Anthony speaks mostly in short sentences and mumbles but jumped the Prius with a golf cart that could probably beat my little red Japanese import in a race three times out of five. He wears a lot of camouflage and probably has a real tree or mossy oak preference, but it didn’t occur to me to inquire about it until right about now. He did contain some wisdom about local breweries, though he’s more into bands than craft beer. He’s not at all into craft beer actually. And I can say with certainty that Anthony is not a vegetarian.
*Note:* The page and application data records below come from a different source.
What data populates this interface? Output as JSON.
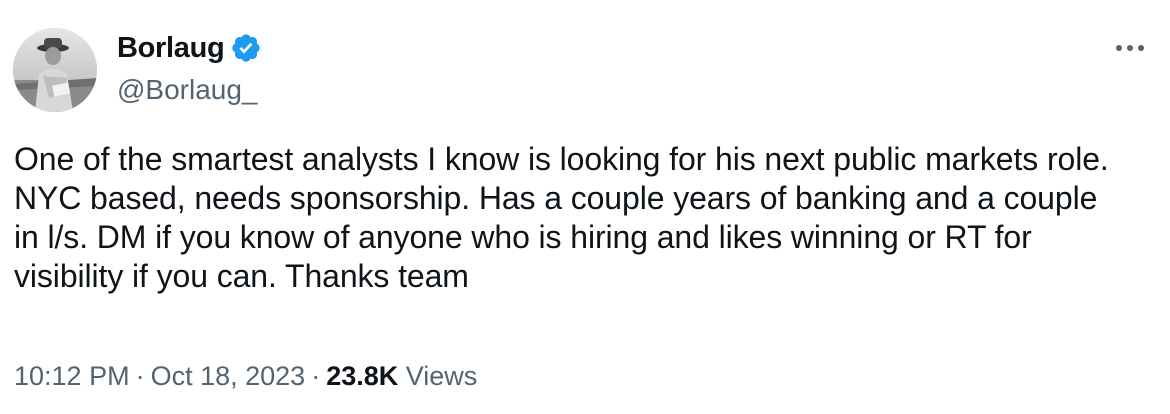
{
  "author": {
    "display_name": "Borlaug",
    "handle": "@Borlaug_",
    "verified": true
  },
  "tweet": {
    "text": "One of the smartest analysts I know is looking for his next public markets role. NYC based, needs sponsorship. Has a couple years of banking and a couple in l/s. DM if you know of anyone who is hiring and likes winning or RT for visibility if you can. Thanks team",
    "time": "10:12 PM",
    "date": "Oct 18, 2023",
    "views_count": "23.8K",
    "views_label": "Views",
    "separator": "·"
  },
  "icons": {
    "verified": "verified-badge-icon",
    "more": "more-options-icon"
  },
  "colors": {
    "text": "#0f1419",
    "secondary": "#536471",
    "verified_blue": "#1d9bf0",
    "background": "#ffffff"
  }
}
Jon and Ruth’s home is imbued with a little bit of magic. It may be the location (a street named Blueberry Hill, right outside Nashville) or the nostalgia of a near perfect wedding overflowing into the makings of a damn near perfect home. Or perhaps it’s the intentional aesthetics—dialed into the importance of physicality and discarding trends as dirty words, instead pursuing design with value honor and integrity. But I think it comes down to the warmly welcoming combination of natural hospitality and laughter—from gut busting to giggling and all the variations in between. Few things can make a home more inviting than the near presence of joy: not in excessive giddy quantities, but in a fluctuating constant, near the surface and ready to be summoned at will. A good dog like Hank—with his aggressive cuddling and wiry kisses—certainly doesn’t hurt.
Matt Medendorp (’14) graduated with a writing degree held together by duct tape and a few trips abroad. Currently he lives in Grand Rapids, works for Chaco, and claims to be producing a book of writing and photography from his time in Alaska.